To list a specific content type usage within a site collection copy and paste the following script into the SharePoint 2010 Management Shell.

Note: Two things to change: 1. The site collection address and 2. The content type name

 $webs = get-spsite http://sharepoint2010/sites/portal14| get-spwebforeach ($web in $webs)

foreach ($lst in $web.lists)  
foreach ($ctype in $lst.ContentTypes)    
if ($ctype.Name -eq “Document”)      
{ $lst.DefaultViewUrl



List All Web Parts in a SharePoint 2010 Site Collection Using Windows PowerShell

I won’t make this overly complex, but if your organization is rapidly growing with SharePoint and you, farm admin, or your site collection administrators, or even your site owners are all super excited about SharePoint’s capabilities and you are provisioning sites or pages to justify the ever growing demands of your business, then you probably are adding hundreds of web parts to your sites and pages.

In most cases, these web parts are simply what shipped with the product and what gets placed on the sites once you provision them such as ‘Shared Documents’ or ‘Announcements’. In other cases, they maybe web parts developed in house by your development team to meet a specific demand such as ‘a moving average chard web part’ or even purchased from a third party vendor like Quest Software or Bamboo Solutions.

In any case, as your SharePoint succeeds and grows, and again, as you drop more web parts to your pages, the need to control and understand were these web parts are becomes super important. You will want to know which web parts are open and which ones are closed, which ones are used and which ones are not, which ones are affecting load time on pages and which ones are causing errors.

The video below captures the steps involved in executing a Windows PowerShell script that will loop through pages on publishing and non-publishing sites, finds all web parts, and outputs the result to a grid view.

Video length: 2:27

Use the below script to list all web parts in a site collection. The script loops through all pages, publishing and non-publishing sites, finds all web parts, and displays them on a grid view.

Note: Make sure you change the URL at the bottom of the script to your site collection URL.
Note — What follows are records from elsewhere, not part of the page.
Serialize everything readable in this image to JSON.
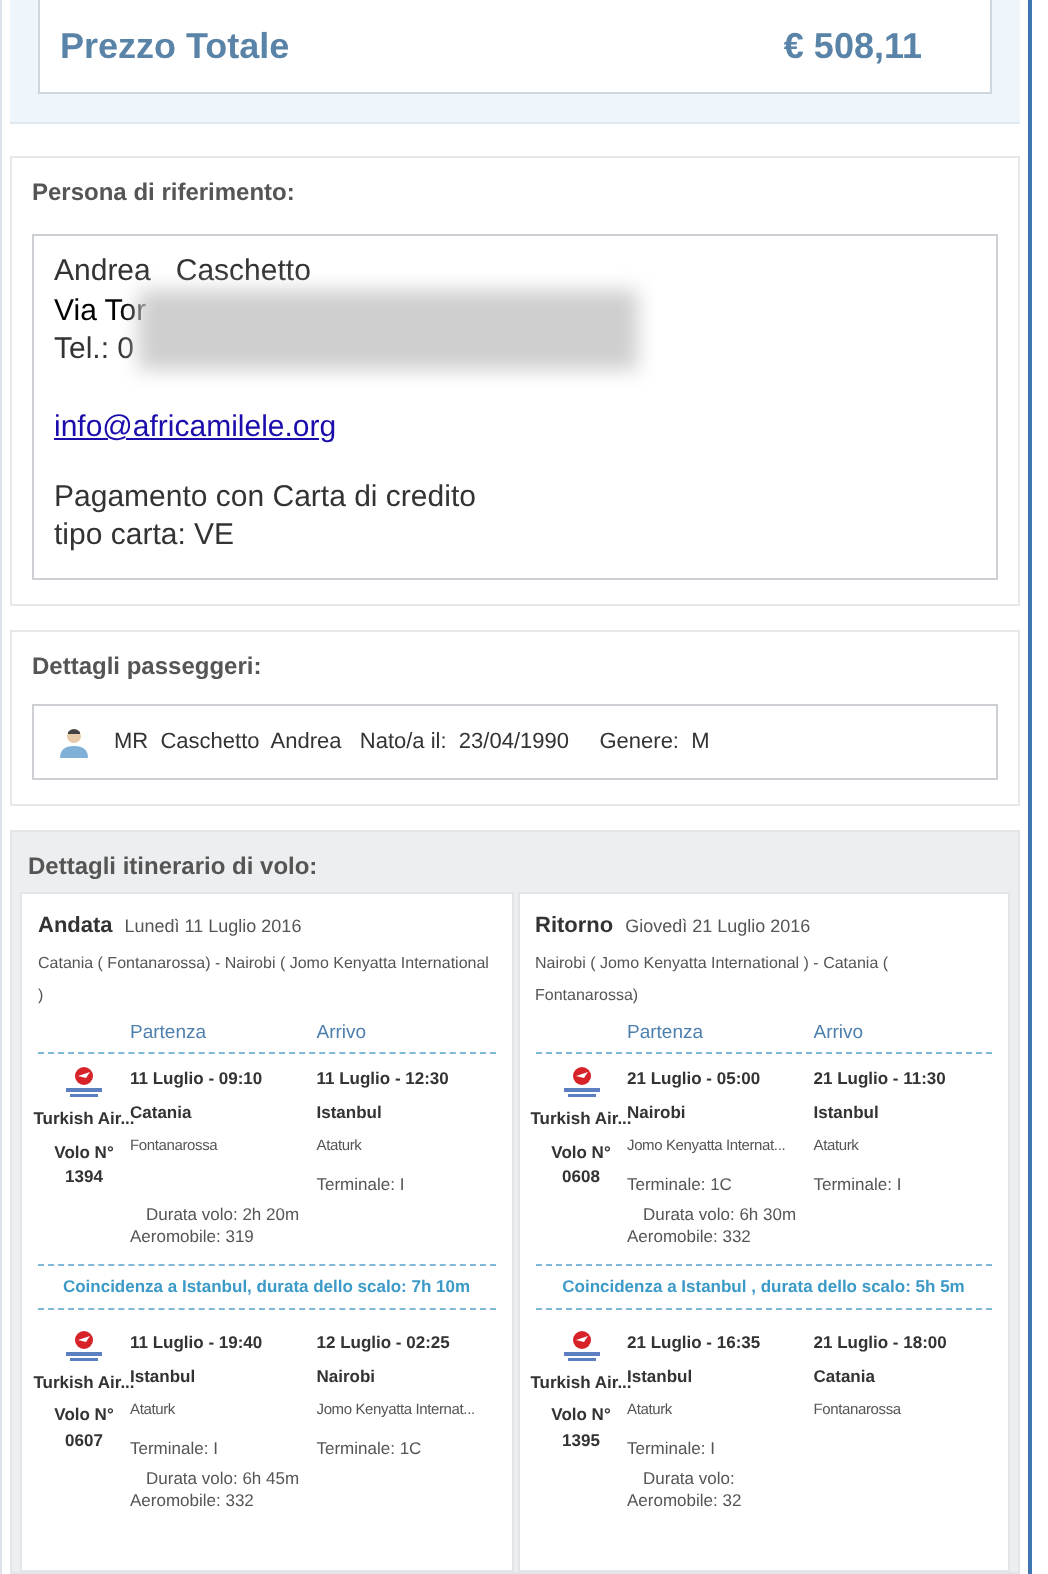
{
  "total": {
    "label": "Prezzo Totale",
    "amount": "€ 508,11"
  },
  "contact": {
    "title": "Persona di riferimento:",
    "name": "Andrea   Caschetto",
    "address": "Via Tor",
    "phone": "Tel.: 0",
    "email": "info@africamilele.org",
    "payment": "Pagamento con Carta di credito",
    "card_type": "tipo carta: VE"
  },
  "passengers": {
    "title": "Dettagli passeggeri:",
    "items": [
      {
        "title": "MR",
        "surname": "Caschetto",
        "name": "Andrea",
        "birth_label": "Nato/a il:",
        "birth": "23/04/1990",
        "gender_label": "Genere:",
        "gender": "M"
      }
    ]
  },
  "itinerary": {
    "title": "Dettagli itinerario di volo:",
    "legs": [
      {
        "label": "Andata",
        "date": "Lunedì 11 Luglio 2016",
        "route": "Catania ( Fontanarossa) - Nairobi ( Jomo Kenyatta International )",
        "dep_header": "Partenza",
        "arr_header": "Arrivo",
        "items": [
          {
            "kind": "segment",
            "airline": "Turkish Air...",
            "flight_label": "Volo N°",
            "flight_number": "1394",
            "departure": {
              "datetime": "11 Luglio - 09:10",
              "city": "Catania",
              "airport": "Fontanarossa"
            },
            "arrival": {
              "datetime": "11 Luglio - 12:30",
              "city": "Istanbul",
              "airport": "Ataturk",
              "terminal": "Terminale:  I"
            },
            "duration": "Durata volo: 2h 20m",
            "aircraft": "Aeromobile: 319"
          },
          {
            "kind": "connection",
            "text": "Coincidenza a Istanbul, durata dello scalo: 7h 10m"
          },
          {
            "kind": "segment",
            "airline": "Turkish Air...",
            "flight_label": "Volo N°",
            "flight_number": "0607",
            "departure": {
              "datetime": "11 Luglio - 19:40",
              "city": "Istanbul",
              "airport": "Ataturk",
              "terminal": "Terminale:  I"
            },
            "arrival": {
              "datetime": "12 Luglio - 02:25",
              "city": "Nairobi",
              "airport": "Jomo Kenyatta Internat...",
              "terminal": "Terminale:  1C"
            },
            "duration": "Durata volo: 6h 45m",
            "aircraft": "Aeromobile: 332"
          }
        ]
      },
      {
        "label": "Ritorno",
        "date": "Giovedì 21 Luglio 2016",
        "route": "Nairobi ( Jomo Kenyatta International ) - Catania ( Fontanarossa)",
        "dep_header": "Partenza",
        "arr_header": "Arrivo",
        "items": [
          {
            "kind": "segment",
            "airline": "Turkish Air...",
            "flight_label": "Volo N°",
            "flight_number": "0608",
            "departure": {
              "datetime": "21 Luglio - 05:00",
              "city": "Nairobi",
              "airport": "Jomo Kenyatta Internat...",
              "terminal": "Terminale:  1C"
            },
            "arrival": {
              "datetime": "21 Luglio - 11:30",
              "city": "Istanbul",
              "airport": "Ataturk",
              "terminal": "Terminale:  I"
            },
            "duration": "Durata volo: 6h 30m",
            "aircraft": "Aeromobile: 332"
          },
          {
            "kind": "connection",
            "text": "Coincidenza a Istanbul , durata dello scalo: 5h 5m"
          },
          {
            "kind": "segment",
            "airline": "Turkish Air...",
            "flight_label": "Volo N°",
            "flight_number": "1395",
            "departure": {
              "datetime": "21 Luglio - 16:35",
              "city": "Istanbul",
              "airport": "Ataturk",
              "terminal": "Terminale:  I"
            },
            "arrival": {
              "datetime": "21 Luglio - 18:00",
              "city": "Catania",
              "airport": "Fontanarossa"
            },
            "duration": "Durata volo:",
            "aircraft": "Aeromobile: 32"
          }
        ]
      }
    ]
  }
}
 function enumerateWebParts($Url) {
    $site = new-object Microsoft.SharePoint.SPSite $Url    foreach($web in $site.AllWebs) {
        if ([Microsoft.SharePoint.Publishing.PublishingWeb]::IsPublishingWeb($web)) {
            $pWeb = [Microsoft.SharePoint.Publishing.PublishingWeb]::GetPublishingWeb($web)
            $pages = $pWeb.PagesList
            foreach ($item in $pages.Items) {
                $fileUrl = $webUrl + “/” + $item.File.Url
                $manager = $item.file.GetLimitedWebPartManager([System.Web.UI.WebControls.Webparts.PersonalizationScope]::Shared);
                $wps = $manager.webparts
                $wps | select-object @{Expression={$pWeb.Url};Label=”Web URL”},@{Expression={$fileUrl};Label=”Page URL”}, DisplayTitle, IsVisible, @{Expression={$_.GetType().ToString()};Label=”Type”}
        else {
            $pages = $null
            $pages = $web.Lists[“Site Pages”]            if ($pages) {                foreach ($item in $pages.Items) {
                    $fileUrl = $webUrl + “/” + $item.File.Url
                    $manager = $item.file.GetLimitedWebPartManager([System.Web.UI.WebControls.Webparts.PersonalizationScope]::Shared);
                    $wps = $manager.webparts
                    $wps | select-object @{Expression={$pWeb.Url};Label=”Web URL”},@{Expression={$fileUrl};Label=”Page URL”}, DisplayTitle, IsVisible, @{Expression={$_.GetType().ToString()};Label=”Type”}
            else {
        }        Write-Host “… completed processing” $web
}$row = enumerateWebParts(‘http://sharepoint2010/sites/spquester’)
$row | Out-GridView

If the Integrated Script Editor (ISE) is not installed, execute the following script then go back to the script above and execute it.

Import-Module ServerManagerAdd-WindowsFeature PowerShell-ISE